*** Opening of EXERCISE DATA ***

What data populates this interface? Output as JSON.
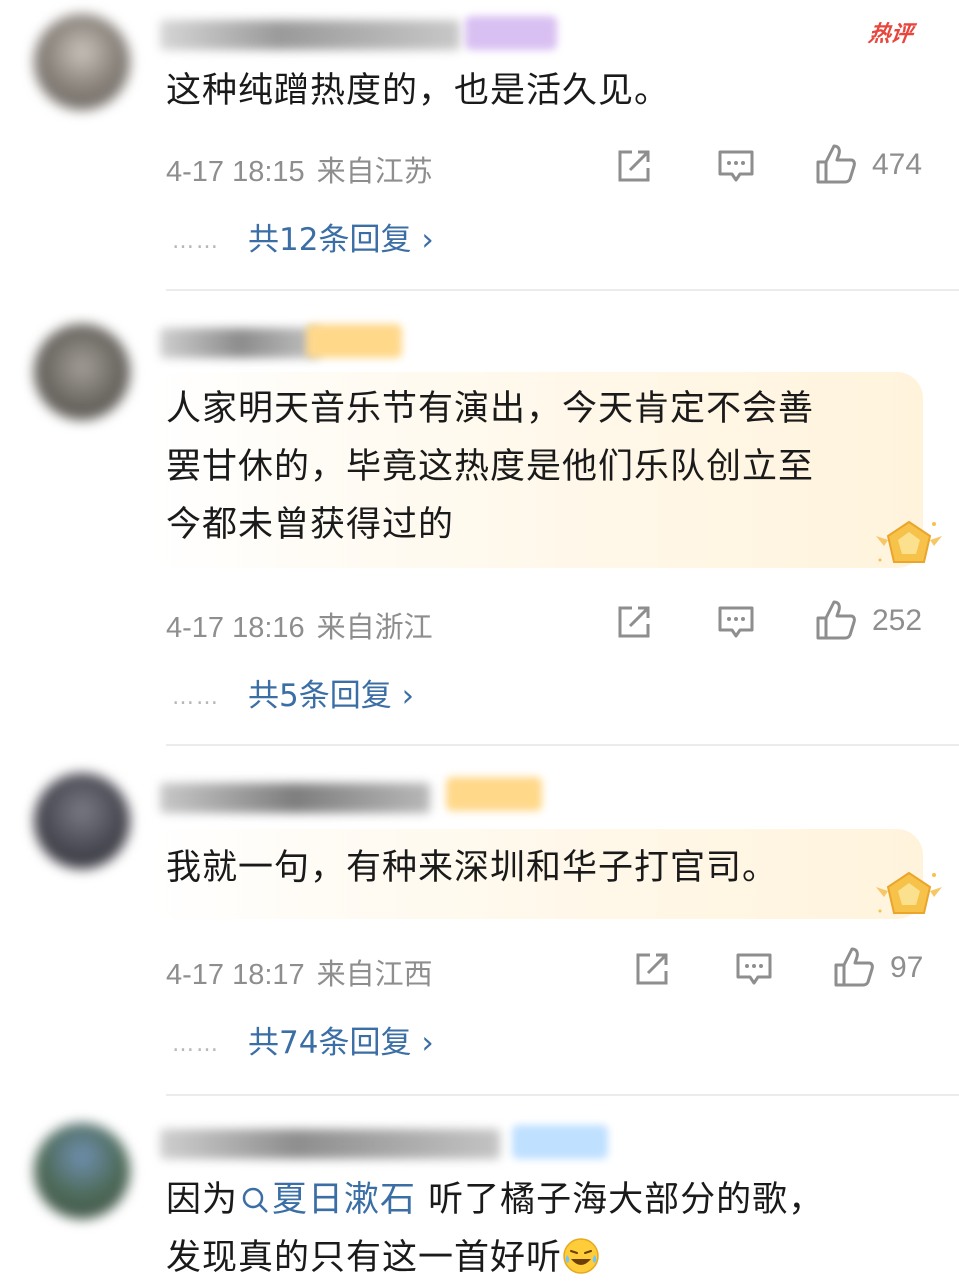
{
  "comments": [
    {
      "hot_tag": "热评",
      "text_lines": [
        "这种纯蹭热度的，也是活久见。"
      ],
      "date": "4-17 18:15",
      "location": "来自江苏",
      "likes": "474",
      "dots": "……",
      "replies": "共12条回复"
    },
    {
      "text_lines": [
        "人家明天音乐节有演出，今天肯定不会善",
        "罢甘休的，毕竟这热度是他们乐队创立至",
        "今都未曾获得过的"
      ],
      "date": "4-17 18:16",
      "location": "来自浙江",
      "likes": "252",
      "dots": "……",
      "replies": "共5条回复"
    },
    {
      "text_lines": [
        "我就一句，有种来深圳和华子打官司。"
      ],
      "date": "4-17 18:17",
      "location": "来自江西",
      "likes": "97",
      "dots": "……",
      "replies": "共74条回复"
    },
    {
      "text_prefix": "因为",
      "topic_link": "夏日漱石",
      "text_suffix": " 听了橘子海大部分的歌，",
      "text_line2": "发现真的只有这一首好听"
    }
  ],
  "icons": {
    "share": "share-icon",
    "comment": "comment-icon",
    "like": "thumbs-up-icon",
    "search": "search-icon",
    "emoji": "laughing-crying-emoji-icon"
  },
  "colors": {
    "link": "#3a6ea5",
    "meta": "#8e8e8e",
    "hot": "#e8453c"
  }
}
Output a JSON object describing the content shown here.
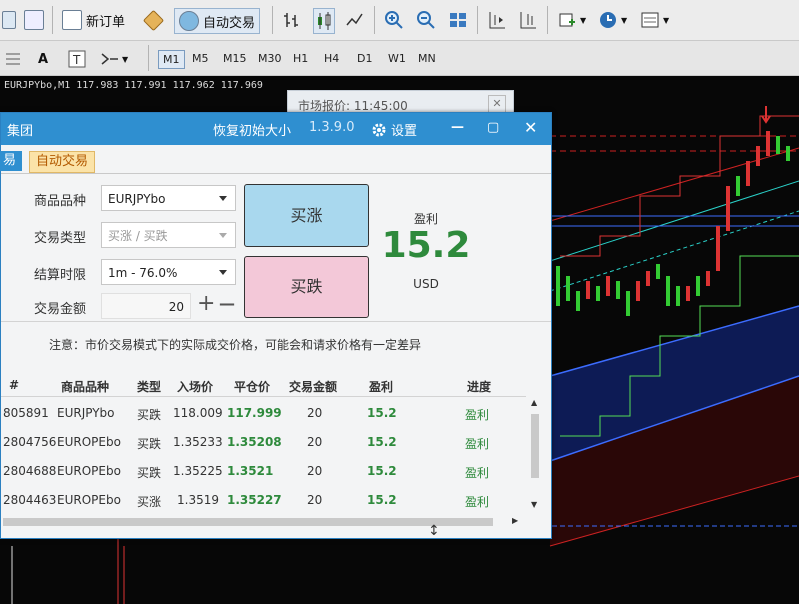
{
  "toolbar": {
    "new_order_label": "新订单",
    "auto_trading_label": "自动交易",
    "timeframes": [
      "M1",
      "M5",
      "M15",
      "M30",
      "H1",
      "H4",
      "D1",
      "W1",
      "MN"
    ],
    "active_timeframe": "M1"
  },
  "chart": {
    "symbol_line": "EURJPYbo,M1  117.983 117.991 117.962 117.969"
  },
  "quote_window": {
    "title": "市场报价: 11:45:00"
  },
  "panel": {
    "title": "集团",
    "restore_label": "恢复初始大小",
    "version": "1.3.9.0",
    "settings_label": "设置",
    "colors": {
      "titlebar": "#2f8fd0",
      "profit": "#2e8a3c",
      "call": "#a9d8ee",
      "put": "#f3c8d8"
    },
    "tabs": [
      {
        "label": "易"
      },
      {
        "label": "自动交易"
      }
    ],
    "form": {
      "symbol_label": "商品品种",
      "symbol_value": "EURJPYbo",
      "type_label": "交易类型",
      "type_value": "买涨 / 买跌",
      "expiry_label": "结算时限",
      "expiry_value": "1m - 76.0%",
      "amount_label": "交易金额",
      "amount_value": "20",
      "plus": "+",
      "minus": "—"
    },
    "call_button": "买涨",
    "put_button": "买跌",
    "profit_label": "盈利",
    "profit_value": "15.2",
    "profit_currency": "USD",
    "notice": "注意：市价交易模式下的实际成交价格，可能会和请求价格有一定差异",
    "table": {
      "headers": [
        "#",
        "商品品种",
        "类型",
        "入场价",
        "平仓价",
        "交易金额",
        "盈利",
        "进度"
      ],
      "rows": [
        {
          "id": "805891",
          "symbol": "EURJPYbo",
          "type": "买跌",
          "entry": "118.009",
          "close": "117.999",
          "amount": "20",
          "profit": "15.2",
          "progress": "盈利"
        },
        {
          "id": "2804756",
          "symbol": "EUROPEbo",
          "type": "买跌",
          "entry": "1.35233",
          "close": "1.35208",
          "amount": "20",
          "profit": "15.2",
          "progress": "盈利"
        },
        {
          "id": "2804688",
          "symbol": "EUROPEbo",
          "type": "买跌",
          "entry": "1.35225",
          "close": "1.3521",
          "amount": "20",
          "profit": "15.2",
          "progress": "盈利"
        },
        {
          "id": "2804463",
          "symbol": "EUROPEbo",
          "type": "买涨",
          "entry": "1.3519",
          "close": "1.35227",
          "amount": "20",
          "profit": "15.2",
          "progress": "盈利"
        }
      ]
    }
  }
}
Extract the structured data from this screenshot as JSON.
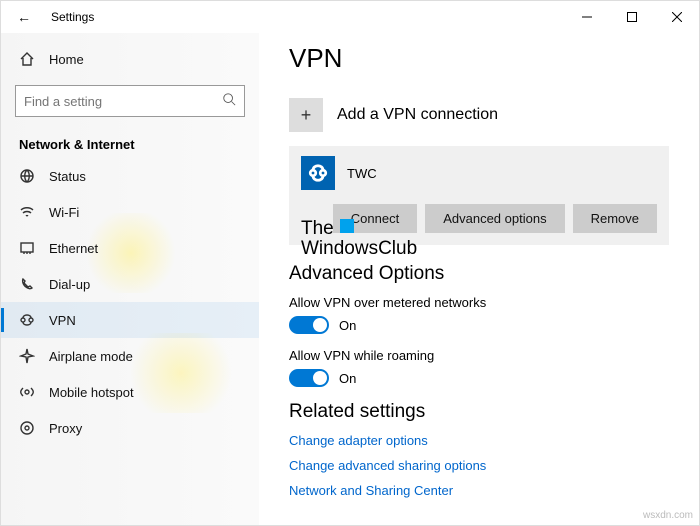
{
  "window": {
    "title": "Settings"
  },
  "sidebar": {
    "home": "Home",
    "search_placeholder": "Find a setting",
    "section": "Network & Internet",
    "items": [
      {
        "label": "Status"
      },
      {
        "label": "Wi-Fi"
      },
      {
        "label": "Ethernet"
      },
      {
        "label": "Dial-up"
      },
      {
        "label": "VPN"
      },
      {
        "label": "Airplane mode"
      },
      {
        "label": "Mobile hotspot"
      },
      {
        "label": "Proxy"
      }
    ]
  },
  "page": {
    "title": "VPN",
    "add_label": "Add a VPN connection",
    "connection": {
      "name": "TWC",
      "actions": {
        "connect": "Connect",
        "advanced": "Advanced options",
        "remove": "Remove"
      }
    },
    "advanced": {
      "heading": "Advanced Options",
      "metered": {
        "label": "Allow VPN over metered networks",
        "state": "On"
      },
      "roaming": {
        "label": "Allow VPN while roaming",
        "state": "On"
      }
    },
    "related": {
      "heading": "Related settings",
      "links": [
        "Change adapter options",
        "Change advanced sharing options",
        "Network and Sharing Center"
      ]
    }
  },
  "watermark": {
    "line1": "The",
    "line2": "WindowsClub"
  },
  "siteref": "wsxdn.com"
}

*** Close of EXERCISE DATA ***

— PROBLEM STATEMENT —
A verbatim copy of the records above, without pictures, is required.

— TASK ANSWER —
What data populates this interface? Output as JSON.
{
  "comments": [
    {
      "hot_tag": "热评",
      "text_lines": [
        "这种纯蹭热度的，也是活久见。"
      ],
      "date": "4-17 18:15",
      "location": "来自江苏",
      "likes": "474",
      "dots": "……",
      "replies": "共12条回复"
    },
    {
      "text_lines": [
        "人家明天音乐节有演出，今天肯定不会善",
        "罢甘休的，毕竟这热度是他们乐队创立至",
        "今都未曾获得过的"
      ],
      "date": "4-17 18:16",
      "location": "来自浙江",
      "likes": "252",
      "dots": "……",
      "replies": "共5条回复"
    },
    {
      "text_lines": [
        "我就一句，有种来深圳和华子打官司。"
      ],
      "date": "4-17 18:17",
      "location": "来自江西",
      "likes": "97",
      "dots": "……",
      "replies": "共74条回复"
    },
    {
      "text_prefix": "因为",
      "topic_link": "夏日漱石",
      "text_suffix": " 听了橘子海大部分的歌，",
      "text_line2": "发现真的只有这一首好听"
    }
  ],
  "icons": {
    "share": "share-icon",
    "comment": "comment-icon",
    "like": "thumbs-up-icon",
    "search": "search-icon",
    "emoji": "laughing-crying-emoji-icon"
  },
  "colors": {
    "link": "#3a6ea5",
    "meta": "#8e8e8e",
    "hot": "#e8453c"
  }
}
Output a JSON object describing the content shown here.
{
  "toolbar": {
    "new_order_label": "新订单",
    "auto_trading_label": "自动交易",
    "timeframes": [
      "M1",
      "M5",
      "M15",
      "M30",
      "H1",
      "H4",
      "D1",
      "W1",
      "MN"
    ],
    "active_timeframe": "M1"
  },
  "chart": {
    "symbol_line": "EURJPYbo,M1  117.983 117.991 117.962 117.969"
  },
  "quote_window": {
    "title": "市场报价: 11:45:00"
  },
  "panel": {
    "title": "集团",
    "restore_label": "恢复初始大小",
    "version": "1.3.9.0",
    "settings_label": "设置",
    "colors": {
      "titlebar": "#2f8fd0",
      "profit": "#2e8a3c",
      "call": "#a9d8ee",
      "put": "#f3c8d8"
    },
    "tabs": [
      {
        "label": "易"
      },
      {
        "label": "自动交易"
      }
    ],
    "form": {
      "symbol_label": "商品品种",
      "symbol_value": "EURJPYbo",
      "type_label": "交易类型",
      "type_value": "买涨 / 买跌",
      "expiry_label": "结算时限",
      "expiry_value": "1m - 76.0%",
      "amount_label": "交易金额",
      "amount_value": "20",
      "plus": "+",
      "minus": "—"
    },
    "call_button": "买涨",
    "put_button": "买跌",
    "profit_label": "盈利",
    "profit_value": "15.2",
    "profit_currency": "USD",
    "notice": "注意：市价交易模式下的实际成交价格，可能会和请求价格有一定差异",
    "table": {
      "headers": [
        "#",
        "商品品种",
        "类型",
        "入场价",
        "平仓价",
        "交易金额",
        "盈利",
        "进度"
      ],
      "rows": [
        {
          "id": "805891",
          "symbol": "EURJPYbo",
          "type": "买跌",
          "entry": "118.009",
          "close": "117.999",
          "amount": "20",
          "profit": "15.2",
          "progress": "盈利"
        },
        {
          "id": "2804756",
          "symbol": "EUROPEbo",
          "type": "买跌",
          "entry": "1.35233",
          "close": "1.35208",
          "amount": "20",
          "profit": "15.2",
          "progress": "盈利"
        },
        {
          "id": "2804688",
          "symbol": "EUROPEbo",
          "type": "买跌",
          "entry": "1.35225",
          "close": "1.3521",
          "amount": "20",
          "profit": "15.2",
          "progress": "盈利"
        },
        {
          "id": "2804463",
          "symbol": "EUROPEbo",
          "type": "买涨",
          "entry": "1.3519",
          "close": "1.35227",
          "amount": "20",
          "profit": "15.2",
          "progress": "盈利"
        }
      ]
    }
  }
}
Extract the structured data from this screenshot as JSON.
{
  "window": {
    "title": "Settings"
  },
  "sidebar": {
    "home": "Home",
    "search_placeholder": "Find a setting",
    "section": "Network & Internet",
    "items": [
      {
        "label": "Status"
      },
      {
        "label": "Wi-Fi"
      },
      {
        "label": "Ethernet"
      },
      {
        "label": "Dial-up"
      },
      {
        "label": "VPN"
      },
      {
        "label": "Airplane mode"
      },
      {
        "label": "Mobile hotspot"
      },
      {
        "label": "Proxy"
      }
    ]
  },
  "page": {
    "title": "VPN",
    "add_label": "Add a VPN connection",
    "connection": {
      "name": "TWC",
      "actions": {
        "connect": "Connect",
        "advanced": "Advanced options",
        "remove": "Remove"
      }
    },
    "advanced": {
      "heading": "Advanced Options",
      "metered": {
        "label": "Allow VPN over metered networks",
        "state": "On"
      },
      "roaming": {
        "label": "Allow VPN while roaming",
        "state": "On"
      }
    },
    "related": {
      "heading": "Related settings",
      "links": [
        "Change adapter options",
        "Change advanced sharing options",
        "Network and Sharing Center"
      ]
    }
  },
  "watermark": {
    "line1": "The",
    "line2": "WindowsClub"
  },
  "siteref": "wsxdn.com"
}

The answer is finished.